Oil prices soared on Tuesday after the United States banned imports of Russian oil, a move that also pushed nickel up to an all-time high and rattled stock markets.
Although it remained below Monday’s high of $139.13 a barrel, Brent, the leading international benchmark, rose 6.8% to $131.63.
For its part, the reference barrel in the United States, the WTI, rose 6.7%, to 127.44 dollars per barrel.
US President Joe Biden on Tuesday announced a ban on US imports of Russian oil, while the UK said it would phase them out by the end of the year.
The countries of the European Union, which receive approximately 40% of their gas imports from Russia and a quarter of their oil imports, have chosen to reduce their imports of Russian gas by two-thirds.
Moscow has already warned that in retaliation for sanctions after the invasion of Ukraine, it could cut off natural gas supplies to Europe through the Nord Stream 1 pipeline.
Although the United States does not import large amounts of Russian oil, analysts believe the move is essential because it marks the US “launching an all-out economic war against Russia,” according to Fawad Razaqzada of ThinkMarkets.
“There will be consequences: high gas prices, even more inflation and retaliation from Russia,” he said.
According to OANDA’s Craig Erlam, “it is one more step for the West to turn its back on Russia and leave it isolated in the world.”
The rise in oil prices slowed down the rally in the stock markets in Europe and the United States.
While London managed to gain 0.1%, Frankfurt ended the day unchanged, and Paris lost 0.32%. In Madrid, the Ibex-35 closed positive (+1.82%) in a volatile session. On Wall Street, the Dow was down 0.6% by late morning.
Commodity prices also felt the effects of Russia’s growing isolation. The London Metal Exchange suspended trading in nickel after the metal — used to make stainless steel and batteries for electric vehicles — soared. To a record $101,365 a tonne amid fears over Russian supply.
“Russia is one of the world’s leading exporters of this raw material and, with the possibility of sanctions being imposed on Western countries, the market could suffer a major supply crisis in the short term, which could lead to further increases in prices until the situation stabilizes,” said Walid Koudmani, chief market analyst at online trading platform xtb.

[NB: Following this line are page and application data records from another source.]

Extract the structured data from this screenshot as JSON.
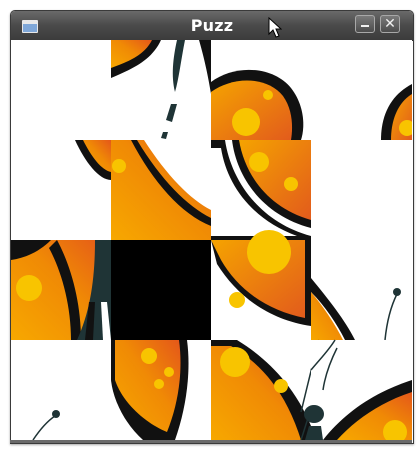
{
  "window": {
    "title": "Puzz",
    "minimize_glyph": "—",
    "close_glyph": "✕"
  },
  "icons": {
    "app": "window-app-icon",
    "minimize": "minimize-icon",
    "close": "close-icon",
    "cursor": "pointer-cursor-icon"
  },
  "colors": {
    "titlebar": "#4a4a4a",
    "wing_orange": "#f5a000",
    "wing_red": "#e4571a",
    "spot_yellow": "#f8c400",
    "outline": "#111111",
    "body": "#1f3436",
    "empty_tile": "#000000"
  },
  "puzzle": {
    "grid": "4x4",
    "empty_tile": {
      "row": 3,
      "col": 2
    }
  }
}
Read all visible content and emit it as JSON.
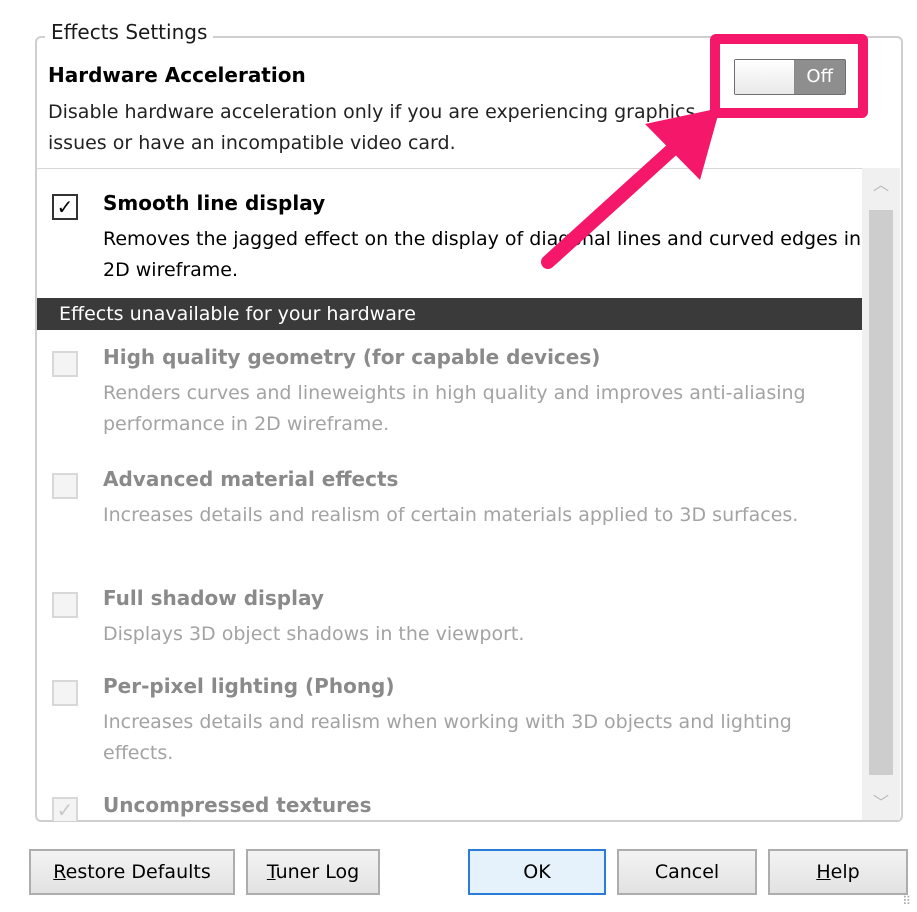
{
  "group": {
    "legend": "Effects Settings",
    "hw_title": "Hardware Acceleration",
    "hw_desc": "Disable hardware acceleration only if you are experiencing graphics issues or have an incompatible video card.",
    "toggle_state": "Off"
  },
  "list": {
    "smooth": {
      "checked": true,
      "title": "Smooth line display",
      "desc": "Removes the jagged effect on the display of diagonal lines and curved edges in 2D wireframe."
    },
    "section_header": "Effects unavailable for your hardware",
    "items": [
      {
        "title": "High quality geometry (for capable devices)",
        "desc": "Renders curves and lineweights in high quality and improves anti-aliasing performance in 2D wireframe.",
        "checked": false
      },
      {
        "title": "Advanced material effects",
        "desc": "Increases details and realism of certain materials applied to 3D surfaces.",
        "checked": false
      },
      {
        "title": "Full shadow display",
        "desc": "Displays 3D object shadows in the viewport.",
        "checked": false
      },
      {
        "title": "Per-pixel lighting (Phong)",
        "desc": "Increases details and realism when working with 3D objects and lighting effects.",
        "checked": false
      },
      {
        "title": "Uncompressed textures",
        "desc": "",
        "checked": true
      }
    ]
  },
  "buttons": {
    "restore_m": "R",
    "restore_rest": "estore Defaults",
    "tuner_m": "T",
    "tuner_rest": "uner Log",
    "ok": "OK",
    "cancel": "Cancel",
    "help_m": "H",
    "help_rest": "elp"
  },
  "colors": {
    "highlight": "#f4176a",
    "section_bar": "#3a3a3a"
  }
}
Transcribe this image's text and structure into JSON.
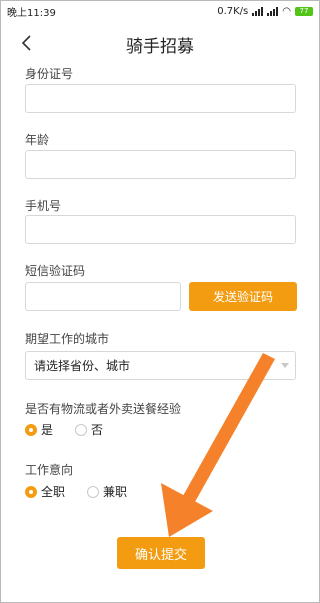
{
  "status_bar": {
    "time": "晚上11:39",
    "network_speed": "0.7K/s",
    "battery": "77"
  },
  "header": {
    "title": "骑手招募"
  },
  "form": {
    "id_number_label": "身份证号",
    "age_label": "年龄",
    "phone_label": "手机号",
    "sms_code_label": "短信验证码",
    "send_code_button": "发送验证码",
    "city_label": "期望工作的城市",
    "city_placeholder": "请选择省份、城市",
    "experience_label": "是否有物流或者外卖送餐经验",
    "experience_yes": "是",
    "experience_no": "否",
    "experience_selected": "是",
    "intent_label": "工作意向",
    "intent_fulltime": "全职",
    "intent_parttime": "兼职",
    "intent_selected": "全职",
    "submit_button": "确认提交"
  },
  "colors": {
    "accent": "#f39c12",
    "annotation_arrow": "#f5822a"
  }
}
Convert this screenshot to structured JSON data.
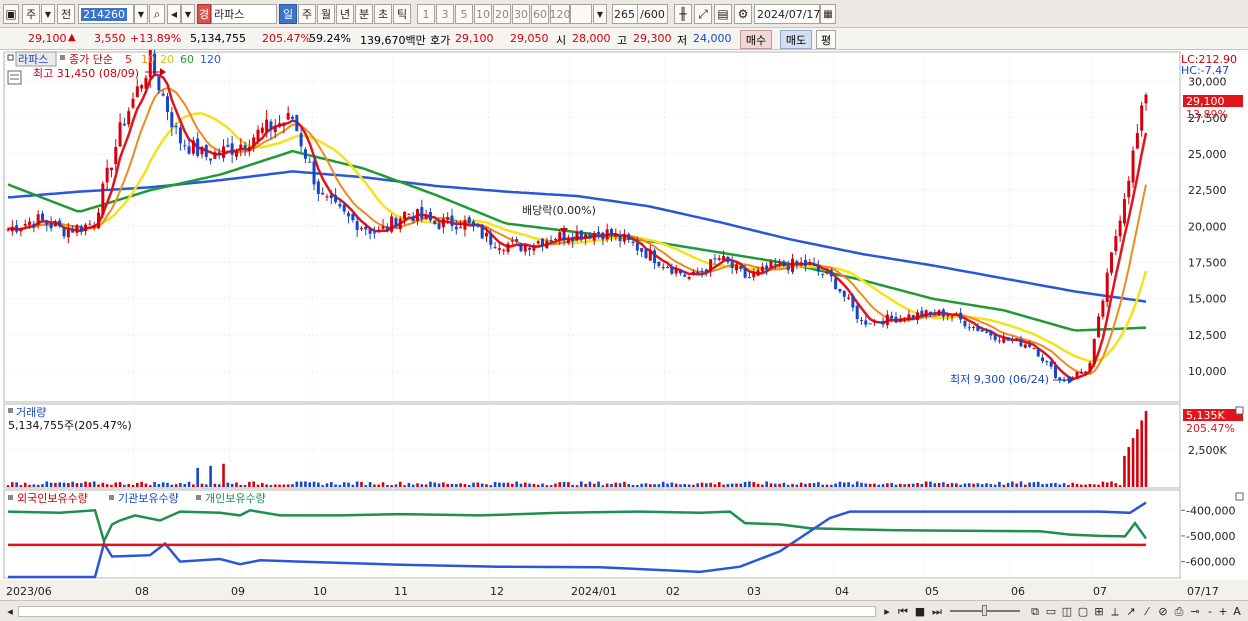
{
  "toolbar": {
    "market": "주",
    "prev": "전",
    "code": "214260",
    "name_prefix": "경",
    "name": "라파스",
    "periods": [
      "일",
      "주",
      "월",
      "년",
      "분",
      "초",
      "틱"
    ],
    "active_period": "일",
    "intervals": [
      "1",
      "3",
      "5",
      "10",
      "20",
      "30",
      "60",
      "120"
    ],
    "count": "265",
    "count_total": "/600",
    "date": "2024/07/17"
  },
  "quote": {
    "price": "29,100",
    "change": "3,550",
    "change_pct": "+13.89%",
    "volume": "5,134,755",
    "volume_ratio": "205.47%",
    "turnover_ratio": "59.24%",
    "amount": "139,670백만",
    "bid_label": "호가",
    "ask": "29,100",
    "bid": "29,050",
    "open_label": "시",
    "open": "28,000",
    "high_label": "고",
    "high": "29,300",
    "low_label": "저",
    "low": "24,000",
    "buy_label": "매수",
    "sell_label": "매도",
    "eval_label": "평"
  },
  "legend": {
    "name": "라파스",
    "ma_label": "종가 단순",
    "ma_periods": [
      "5",
      "10",
      "20",
      "60",
      "120"
    ],
    "max_label": "최고 31,450 (08/09)",
    "min_label": "최저 9,300 (06/24)",
    "dividend_label": "배당락(0.00%)",
    "lc": "LC:212.90",
    "hc": "HC:-7.47",
    "last_price": "29,100",
    "last_pct": "13.89%"
  },
  "volume_panel": {
    "title": "거래량",
    "value_label": "5,134,755주(205.47%)",
    "last_value": "5,135K",
    "last_pct": "205.47%"
  },
  "flow_panel": {
    "foreign": "외국인보유수량",
    "institution": "기관보유수량",
    "individual": "개인보유수량"
  },
  "colors": {
    "up": "#d4000d",
    "down": "#1747c9",
    "ma5": "#e0141a",
    "ma10": "#f08a1c",
    "ma20": "#f5e218",
    "ma60": "#1f9a34",
    "ma120": "#2857d9",
    "foreign": "#1f8f4d",
    "institution": "#2857d9",
    "individual": "#e0141a"
  },
  "chart_data": {
    "type": "line",
    "title": "라파스",
    "x_ticks": [
      "2023/06",
      "08",
      "09",
      "10",
      "11",
      "12",
      "2024/01",
      "02",
      "03",
      "04",
      "05",
      "06",
      "07",
      "07/17"
    ],
    "price_axis": {
      "ticks": [
        10000,
        12500,
        15000,
        17500,
        20000,
        22500,
        25000,
        27500,
        30000
      ],
      "tick_labels": [
        "10,000",
        "12,500",
        "15,000",
        "17,500",
        "20,000",
        "22,500",
        "25,000",
        "27,500",
        "30,000"
      ],
      "ylim": [
        8000,
        31500
      ]
    },
    "close_path": [
      [
        "2023/06",
        19800
      ],
      [
        "2023/07 early",
        20500
      ],
      [
        "2023/07 mid",
        19700
      ],
      [
        "2023/07 late",
        20200
      ],
      [
        "2023/08 early",
        27000
      ],
      [
        "2023/08/09",
        31450
      ],
      [
        "2023/08 mid",
        26000
      ],
      [
        "2023/08 late",
        24800
      ],
      [
        "2023/09 early",
        25500
      ],
      [
        "2023/09 mid",
        26700
      ],
      [
        "2023/09 late",
        27500
      ],
      [
        "2023/10 early",
        22000
      ],
      [
        "2023/10 mid",
        20500
      ],
      [
        "2023/10 late",
        19500
      ],
      [
        "2023/11 early",
        21000
      ],
      [
        "2023/11 mid",
        20200
      ],
      [
        "2023/11 late",
        20300
      ],
      [
        "2023/12 early",
        19000
      ],
      [
        "2023/12 mid",
        18600
      ],
      [
        "2023/12 late",
        19200
      ],
      [
        "2024/01 early",
        19500
      ],
      [
        "2024/01 mid",
        19600
      ],
      [
        "2024/01 late",
        18700
      ],
      [
        "2024/02 early",
        17500
      ],
      [
        "2024/02 mid",
        16400
      ],
      [
        "2024/02 late",
        17800
      ],
      [
        "2024/03 early",
        16400
      ],
      [
        "2024/03 mid",
        17300
      ],
      [
        "2024/03 late",
        17400
      ],
      [
        "2024/04 early",
        16300
      ],
      [
        "2024/04 mid",
        13400
      ],
      [
        "2024/04 late",
        13600
      ],
      [
        "2024/05 early",
        13900
      ],
      [
        "2024/05 mid",
        14000
      ],
      [
        "2024/05 late",
        13000
      ],
      [
        "2024/06 early",
        12200
      ],
      [
        "2024/06 mid",
        11800
      ],
      [
        "2024/06/24",
        9300
      ],
      [
        "2024/07 early",
        10200
      ],
      [
        "2024/07 mid",
        20000
      ],
      [
        "2024/07/17",
        29100
      ]
    ],
    "ma120_path": [
      22000,
      22400,
      22700,
      23200,
      23800,
      23400,
      22800,
      22400,
      22100,
      21400,
      20300,
      19100,
      18100,
      17300,
      16400,
      15500,
      14800
    ],
    "ma60_path": [
      22900,
      21000,
      22500,
      23600,
      25200,
      24000,
      22200,
      20200,
      19600,
      19000,
      18200,
      17400,
      16300,
      15000,
      14200,
      12800,
      13000
    ],
    "volume_axis": {
      "ticks": [
        2500000
      ],
      "tick_labels": [
        "2,500K"
      ]
    },
    "flow_axis": {
      "ticks": [
        -400000,
        -500000,
        -600000
      ],
      "tick_labels": [
        "-400,000",
        "-500,000",
        "-600,000"
      ]
    },
    "grid": true,
    "legend_position": "top-left"
  },
  "status": {
    "icons": [
      "scroll-right",
      "first-page",
      "stop",
      "last-page"
    ],
    "zoom": [
      "-",
      "+",
      "A"
    ]
  }
}
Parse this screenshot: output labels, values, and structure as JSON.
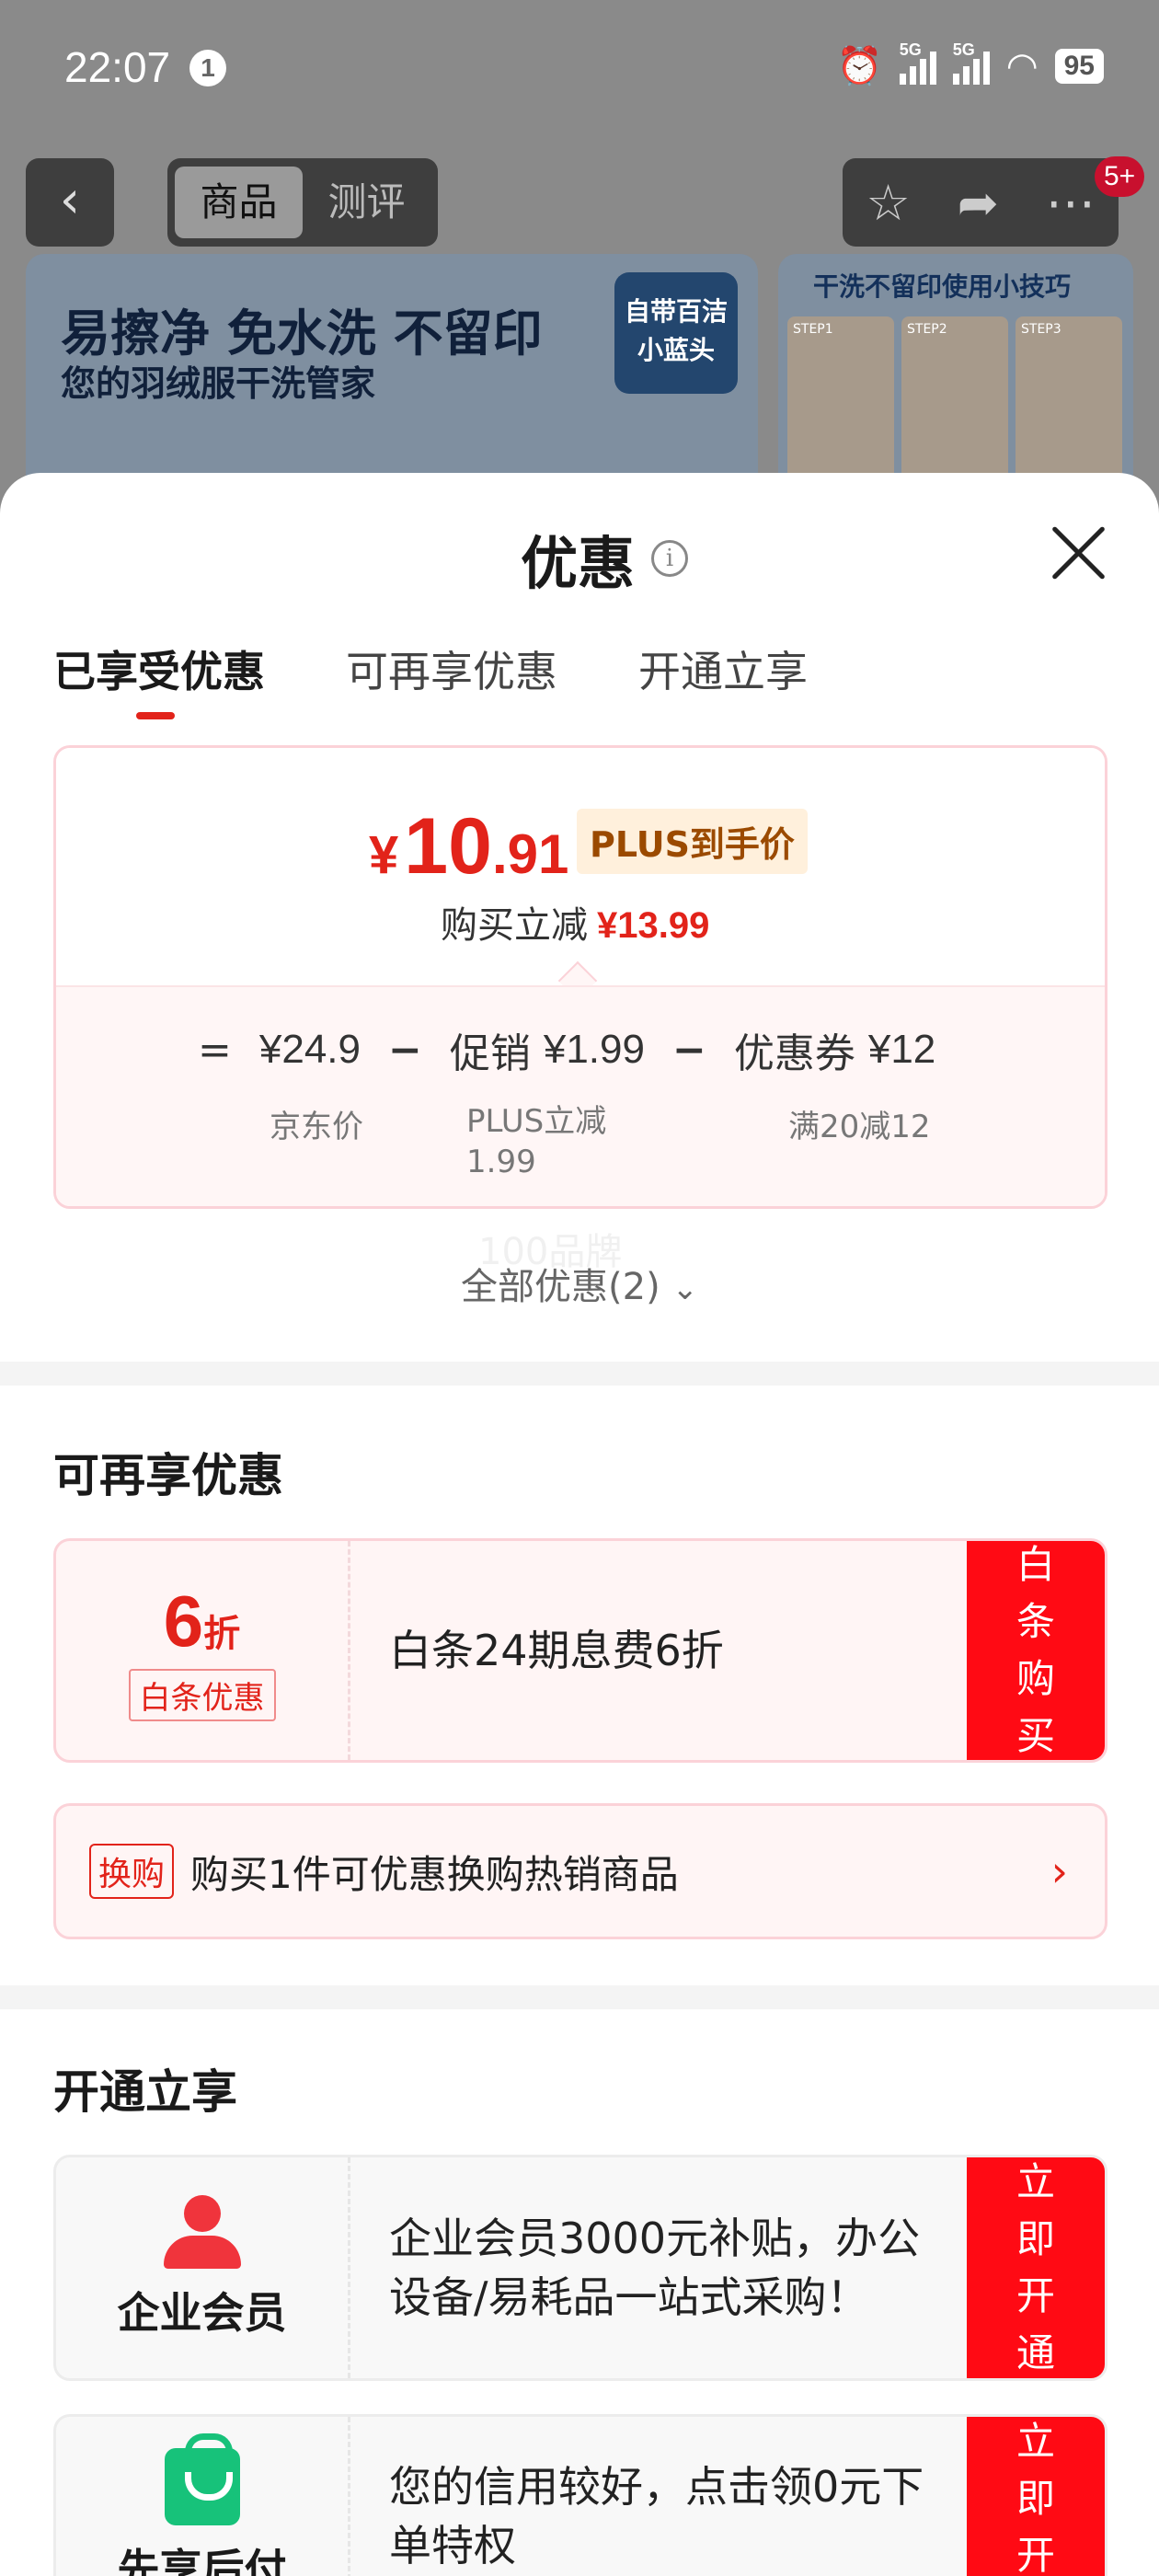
{
  "status_bar": {
    "time": "22:07",
    "notification_count": "1",
    "net_1": "5G",
    "net_2": "5G",
    "battery": "95"
  },
  "background_page": {
    "tabs": [
      {
        "label": "商品",
        "active": true
      },
      {
        "label": "测评",
        "active": false
      }
    ],
    "message_badge": "5+",
    "banner": {
      "headline": "易擦净 免水洗 不留印",
      "subline": "您的羽绒服干洗管家",
      "tag": "自带百洁小蓝头"
    },
    "side_banner": {
      "title": "干洗不留印使用小技巧",
      "steps": [
        "STEP1",
        "STEP2",
        "STEP3"
      ]
    }
  },
  "sheet": {
    "title": "优惠",
    "tabs": [
      {
        "label": "已享受优惠",
        "active": true
      },
      {
        "label": "可再享优惠",
        "active": false
      },
      {
        "label": "开通立享",
        "active": false
      }
    ],
    "price": {
      "currency": "¥",
      "integer": "10",
      "decimal": ".91",
      "tag": "PLUS到手价",
      "instant_discount_label": "购买立减",
      "instant_discount_value": "¥13.99",
      "eq": "=",
      "base_value": "¥24.9",
      "base_label": "京东价",
      "minus_1": "−",
      "promo_label": "促销",
      "promo_value": "¥1.99",
      "promo_note": "PLUS立减1.99",
      "minus_2": "−",
      "coupon_label": "优惠券",
      "coupon_value": "¥12",
      "coupon_note": "满20减12"
    },
    "watermark": "100品牌",
    "all_offers": "全部优惠(2)",
    "more_section": {
      "title": "可再享优惠",
      "baitiao": {
        "discount_number": "6",
        "discount_unit": "折",
        "discount_tag": "白条优惠",
        "description": "白条24期息费6折",
        "button": "白条购买"
      },
      "swap": {
        "tag": "换购",
        "text": "购买1件可优惠换购热销商品"
      }
    },
    "open_section": {
      "title": "开通立享",
      "enterprise": {
        "label": "企业会员",
        "description": "企业会员3000元补贴，办公设备/易耗品一站式采购！",
        "button": "立即开通"
      },
      "pay_later": {
        "label": "先享后付",
        "description": "您的信用较好，点击领0元下单特权",
        "button": "立即开通"
      }
    }
  },
  "colors": {
    "accent_red": "#e2231a",
    "button_red": "#ff0a14",
    "pay_later_green": "#17c27a"
  }
}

Venezuelan President Nicolás Maduro expressed interest in improving relations with the US after talks with high-level US officials, prompted in part by the Russian invasion of Ukraine and concerns about rising gasoline prices.